Friday, August 23, 2013

Michigan Top-to-Bottom Ranking - Just Another Indictment of Poverty

Michigan came out with its 2013 rendition of "which schools are struggling with poverty-related issues and which aren't." Disguised as a ranking system designed primarily to fool the public into thinking some schools are intentionally crappy while others are the creme dela creme, it really is nothing more than another blinding flash of the obvious.  Did we really need another expensive system for identifying which schools and districts have higher rates of poverty than others? Perhaps someone should tell the Department of Education that data already exists.

Click on the chart to enlarge.

The chart correlates the percent of children ages 5-17 in each school district with the overall index used to rank Michigan's public schools.  The indices from 2,567 mostly traditional, community-based public schools were used along with the poverty data from their respective school district. Only charter schools were used if they constituted an entire district or it was obvious which district they were located within.

The Pearson R-factor for this chart is -0.584 indicating a strong correlational relationship between the two sets of data. The red line illustrates the correlational trend.

In the next chart, schools are grouped by deciles based on their respective Michigan Top-to-Bottom ranking for 2013 (from 0 to 99th percentile). The chart illustrates the average poverty percentage for children ages 5-17 in the districts comprising each decile. It is abundantly clear that lower poverty districts rank higher on the TTB and vice-versa for higher poverty districts.

Click on the chart to enlarge.

Poverty percentages for each school district come from the United States Census Bureau, Small Area Estimates Branch, 2011 SAPE with a release date of December 2012. The school top-to-bottom indices are from the Michigan Department of Education website for School Accountability.

You can view and/or download the table of data used in this post at

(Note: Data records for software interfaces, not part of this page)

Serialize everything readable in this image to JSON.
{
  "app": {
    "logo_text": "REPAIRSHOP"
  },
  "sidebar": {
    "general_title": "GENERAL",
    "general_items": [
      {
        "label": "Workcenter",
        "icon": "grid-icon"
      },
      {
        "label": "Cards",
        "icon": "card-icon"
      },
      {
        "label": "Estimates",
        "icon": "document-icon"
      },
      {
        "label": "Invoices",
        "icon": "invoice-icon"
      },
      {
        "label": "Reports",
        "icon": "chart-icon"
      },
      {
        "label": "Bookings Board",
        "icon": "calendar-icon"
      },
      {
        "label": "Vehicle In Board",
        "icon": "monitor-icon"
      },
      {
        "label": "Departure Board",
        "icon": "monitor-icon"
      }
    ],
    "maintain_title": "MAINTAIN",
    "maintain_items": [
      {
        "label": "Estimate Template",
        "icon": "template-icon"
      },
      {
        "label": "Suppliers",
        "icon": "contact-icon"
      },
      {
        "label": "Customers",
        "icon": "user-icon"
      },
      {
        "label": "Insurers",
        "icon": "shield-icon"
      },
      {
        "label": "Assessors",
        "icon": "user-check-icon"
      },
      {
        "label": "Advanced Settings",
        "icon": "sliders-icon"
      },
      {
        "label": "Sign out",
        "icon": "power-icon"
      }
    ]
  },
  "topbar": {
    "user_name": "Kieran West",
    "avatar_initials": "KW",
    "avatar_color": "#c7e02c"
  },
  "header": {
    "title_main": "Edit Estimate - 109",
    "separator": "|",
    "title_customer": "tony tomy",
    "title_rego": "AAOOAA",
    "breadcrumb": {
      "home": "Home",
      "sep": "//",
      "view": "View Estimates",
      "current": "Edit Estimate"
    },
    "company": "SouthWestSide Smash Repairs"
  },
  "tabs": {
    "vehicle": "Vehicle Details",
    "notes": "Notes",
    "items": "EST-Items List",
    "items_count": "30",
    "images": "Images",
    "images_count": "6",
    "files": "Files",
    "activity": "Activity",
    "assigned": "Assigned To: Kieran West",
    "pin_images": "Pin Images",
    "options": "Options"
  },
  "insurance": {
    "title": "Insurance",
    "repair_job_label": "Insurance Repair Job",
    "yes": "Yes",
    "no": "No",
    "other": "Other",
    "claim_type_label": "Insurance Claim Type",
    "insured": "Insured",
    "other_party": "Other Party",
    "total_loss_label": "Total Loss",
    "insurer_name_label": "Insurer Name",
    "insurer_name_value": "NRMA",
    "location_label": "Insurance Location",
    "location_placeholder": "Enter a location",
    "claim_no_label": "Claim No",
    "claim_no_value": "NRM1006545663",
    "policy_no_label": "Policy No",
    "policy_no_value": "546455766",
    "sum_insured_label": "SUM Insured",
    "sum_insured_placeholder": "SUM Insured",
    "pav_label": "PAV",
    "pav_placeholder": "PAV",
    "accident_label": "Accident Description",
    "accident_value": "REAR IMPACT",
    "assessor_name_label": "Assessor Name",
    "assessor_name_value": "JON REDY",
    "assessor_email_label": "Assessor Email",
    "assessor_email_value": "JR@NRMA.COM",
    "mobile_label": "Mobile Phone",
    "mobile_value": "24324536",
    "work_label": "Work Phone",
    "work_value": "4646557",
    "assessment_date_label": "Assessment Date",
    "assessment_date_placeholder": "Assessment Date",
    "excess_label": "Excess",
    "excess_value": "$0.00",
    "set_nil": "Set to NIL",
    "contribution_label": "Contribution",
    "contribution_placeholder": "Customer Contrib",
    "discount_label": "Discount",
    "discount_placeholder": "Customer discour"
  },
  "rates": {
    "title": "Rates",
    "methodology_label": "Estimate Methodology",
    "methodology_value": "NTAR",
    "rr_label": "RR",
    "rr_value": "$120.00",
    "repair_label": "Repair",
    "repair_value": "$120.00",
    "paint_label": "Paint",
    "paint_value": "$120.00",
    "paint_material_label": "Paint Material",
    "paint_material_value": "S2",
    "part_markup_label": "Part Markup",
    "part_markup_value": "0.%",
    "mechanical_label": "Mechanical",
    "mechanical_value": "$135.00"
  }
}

Below are four charts from a previous post of mine back in March 2013 (originally on the Posterous blog site which has since gone defunct). I add them here just to continue the demonstration of how poverty strongly correlates with achievement. They represent 515 Michigan traditional community school districts from the Fall 2013 MEAP assessments. Once again, you can click on any chart to enlarge it for better viewing.

The data here and in other, more rigorous research is irrefutable and damning. So, the question is when are we going to quit wasting time collecting data that only tells us the obvious and spend more time and other resources on ending poverty and overcoming the effects of inequity in school funding?

Monday, August 12, 2013

Just the Facts from OECD

Percent of child poverty in OECD countries, 2009

Did you know? 

U.S. teachers spend between 1,050 & 1,100 hours a year teaching – much more than in almost every country.

"Despite high overall levels of spending on education, teacher salaries in the U.S. compare poorly. While in most OECD countries teacher salaries tend be lower, on average, than the salaries earned by other workers with higher education, in the U.S. the difference is large, especially for teachers with minimum qualifications." ~ p. 8

"On average, primary school teachers in the U.S. spend almost 1,100 hours a year teaching, while lower secondary teachers teach for about 1,070 hours, and upper secondary school teachers spend about 1,050 hours. With the exceptions of lower and upper secondary teachers in Argentina and Chile and lower secondary teachers in Mexico, teachers in the U.S. teach for many more hours than other countries average: 782 hours for primary education, 704 hours for lower secondary, and 658 hours for upper secondary). Notably, while the number of hours of teaching per year tends to decrease with each education level in most OECD countries, the number of teaching hours in the U.S. is roughly the same in primary, lower secondary and upper secondary education." ~ p. 9

"In general, the ratio of students to teaching staff in U.S. schools does not depart dramatically from the OECD average. In pre-primary education, the ratio is 14.6 (OECD average: 14.4), although the ratio of pre-primary students to all contact staff (11.4) is below the OECD average (12.3). In primary education, U.S. schools have a lower-than-average student teacher ratio of 14.5 (OECD average: 15.9).

"Meanwhile, at the secondary level, the student-teacher ratio in the U.S. is higher-than-average for both lower secondary education (U.S.: 14.0; OECD average: 13.7) and in upper secondary education (U.S.: 15.0; OECD average: 13.0)
" ~ p. 10

Friday, August 9, 2013

Who's REALLY Representing YOU?

Who's really representing YOU in Lansing? Here's a partial list of current and former Michigan legislators that are members of ALEC (American Legislative Exchange Council). What is ALEC? Glad you asked.

ALEC is a corporate bill mill. It is not just a lobby or a front group; it is much more powerful than that. Through ALEC, corporations hand state legislators their wishlists to benefit their bottom line. Corporations fund almost all of ALEC's operations. They pay for a seat on ALEC task forces where corporate lobbyists and special interest reps vote with elected officials to approve “model” bills. Learn more at the Center for Media and Democracy's, and check out breaking news on our site.

Now go check out the list at  You may or may not be surprised but at the least, you'll be informed.